What Professor Walter Russell Mead is saying is nothing knew. The US and the Democratic Party think of Pakistan as an artificial divide. Pakistanis–as long as they continue to call it “partition” we will continue to play into that nonsensical theories. Ayub Khan answered them with “Friends Not Masters” and Zulfiqar Ali Bhutto in his book “Myth of Independence” famously said:

The idea of becoming subservient to India is abhorrent and that of cooperation with India, with the object of promoting tension with China, equally repugnant.” Zulfiqar Ali Bhutto

There is nothing new to this garbage. This started even before to the Cold War ended. Pakistan was being forced by the Soviet Union to join the “Asian Security Pact” which would have reduced Pakistan to the status of Chechniya in the greater scheme of things. On the other hand the US wanted Pakistan and India to join forces against China. There is nothing new to this!

The Council of Foreign Relations is a Pakistanphobic thinktank–its employees need to be taken with a pinch of salt. “Ayub Khan’s letter to a US Admiral, in 1955″ needs to be compared to knee-bended Indian pleas to send them arms in 1962, and Kennedy and Johnson’s responses with respect to Pakistan.

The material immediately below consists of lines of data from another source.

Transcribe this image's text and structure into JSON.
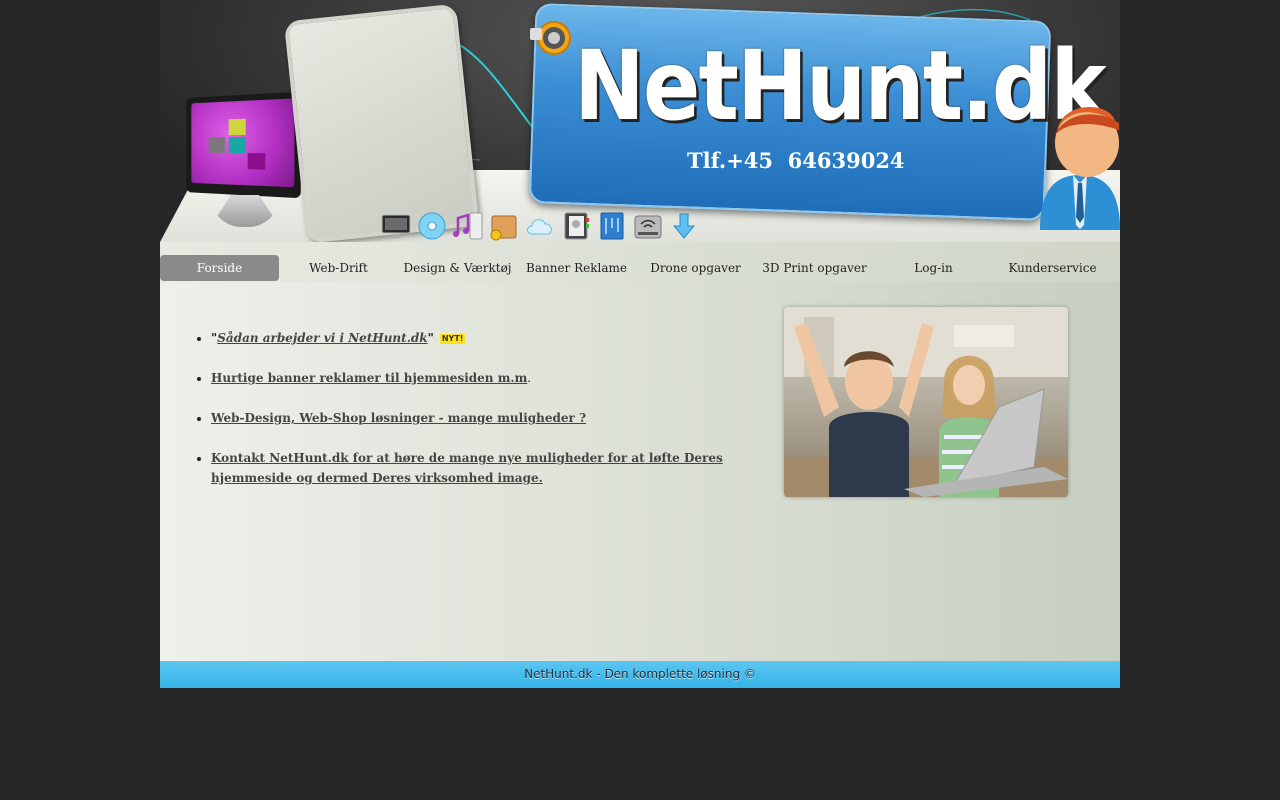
{
  "header": {
    "logo": "NetHunt.dk",
    "phone": "Tlf.+45  64639024",
    "toolbar_icons": [
      "monitor-icon",
      "disc-icon",
      "music-icon",
      "package-icon",
      "cloud-icon",
      "address-book-icon",
      "blueprint-icon",
      "router-icon",
      "download-arrow-icon"
    ]
  },
  "nav": {
    "items": [
      {
        "label": "Forside",
        "active": true
      },
      {
        "label": "Web-Drift"
      },
      {
        "label": "Design & Værktøj"
      },
      {
        "label": "Banner Reklame"
      },
      {
        "label": "Drone opgaver"
      },
      {
        "label": "3D Print opgaver"
      },
      {
        "label": "Log-in"
      },
      {
        "label": "Kunderservice"
      }
    ]
  },
  "content": {
    "items": [
      {
        "prefix": "\"",
        "link": "Sådan arbejder vi i NetHunt.dk",
        "suffix": "\"",
        "badge": "NYT!"
      },
      {
        "link": "Hurtige banner reklamer til hjemmesiden m.m",
        "suffix": "."
      },
      {
        "link": "Web-Design, Web-Shop løsninger - mange muligheder ?"
      },
      {
        "link": "Kontakt NetHunt.dk for at høre de mange nye muligheder for at løfte Deres hjemmeside og dermed Deres virksomhed image."
      }
    ]
  },
  "footer": {
    "text": "NetHunt.dk - Den komplette løsning ©"
  },
  "colors": {
    "background": "#262626",
    "accent": "#3b8ed4",
    "footer": "#35b3e8",
    "nav_active": "#8a8a8a"
  }
}
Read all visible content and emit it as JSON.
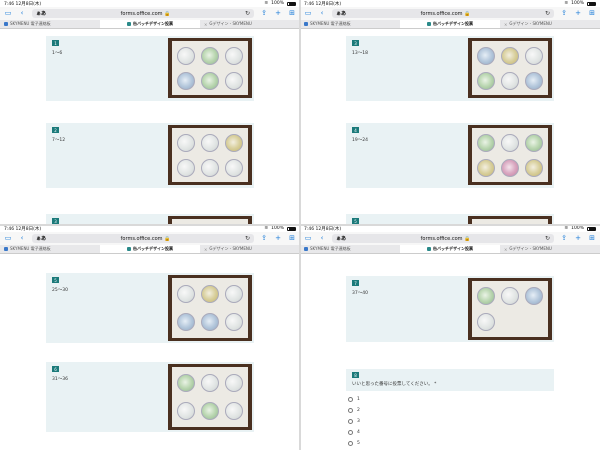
{
  "browser": {
    "time": "7:46",
    "date": "12月8日(木)",
    "battery": "100%",
    "address_label": "ぁあ",
    "host": "forms.office.com",
    "lock": "🔒"
  },
  "tabs": [
    {
      "label": "SKYMENU 電子連絡板"
    },
    {
      "label": "缶バッチデザイン投票"
    },
    {
      "label": "Gデザイン - SKYMENU"
    }
  ],
  "panes": {
    "tl": {
      "cards": [
        {
          "num": "1",
          "text": "1〜6"
        },
        {
          "num": "2",
          "text": "7〜12"
        },
        {
          "num": "3",
          "text": ""
        }
      ]
    },
    "tr": {
      "cards": [
        {
          "num": "3",
          "text": "13〜18"
        },
        {
          "num": "4",
          "text": "19〜24"
        },
        {
          "num": "5",
          "text": ""
        }
      ]
    },
    "bl": {
      "cards": [
        {
          "num": "5",
          "text": "25〜30"
        },
        {
          "num": "6",
          "text": "31〜36"
        }
      ]
    },
    "br": {
      "cards": [
        {
          "num": "7",
          "text": "37〜40"
        }
      ],
      "question": {
        "num": "8",
        "text": "いいと思った番号に投票してください。 *"
      },
      "options": [
        "1",
        "2",
        "3",
        "4",
        "5"
      ]
    }
  }
}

Michael Howard the Chilean Professor of History. His overemphasis on the theoretical basis of war tries to justify “the long war”-just like St. Augustine tried to justify the “good war” of the Holy Roman Empire almost 1,600 years ago.

The term “strategy” needs continual definition. For most people, Clausewitz’s formulation “the use of engagements for the object of the war,” or, as Liddell Hart paraphrased it, “the art of distributing and applying military means to fulfill the ends of policy,” is clear enough. Strategy concerns the deployment and use of armed forces to attain a given political objective.

Histories of strategy, including Liddell Hart’s own Strategy of Indirect Approach, usually consist of case studies, from Alexander the Great to MacArthur, of the way in which this was done. Nevertheless, the experience of the past century has shown this approach to be inadequate to the point of triviality.

In the West the concept of “grand strategy” was introduced to cover those industrial, financial, demographic, and societal aspects of war that have become so salient in the twentieth century; in communist states all strategic thought has to be validated by the holistic doctrines of Marxism-Leninism.
The thesis that “The US will not withdraw from Afghanistan” is flawed. The US has to withdraw from Pakistan. The global financial crisis and the American people demand it.

The Long War’ is not sustainable and the US seeks “a face saving” exit. It has learnt that all roads to Kabul lead from Islamabad. NATO and ISAF have tried the Bharati model and it failed to give them the results that they required. Delhi was unable to hand over Afghanistan to them on a silver platter–hence President Obama is trying the Pakistani proposal presented by General Kiyani.

Editor Rupee News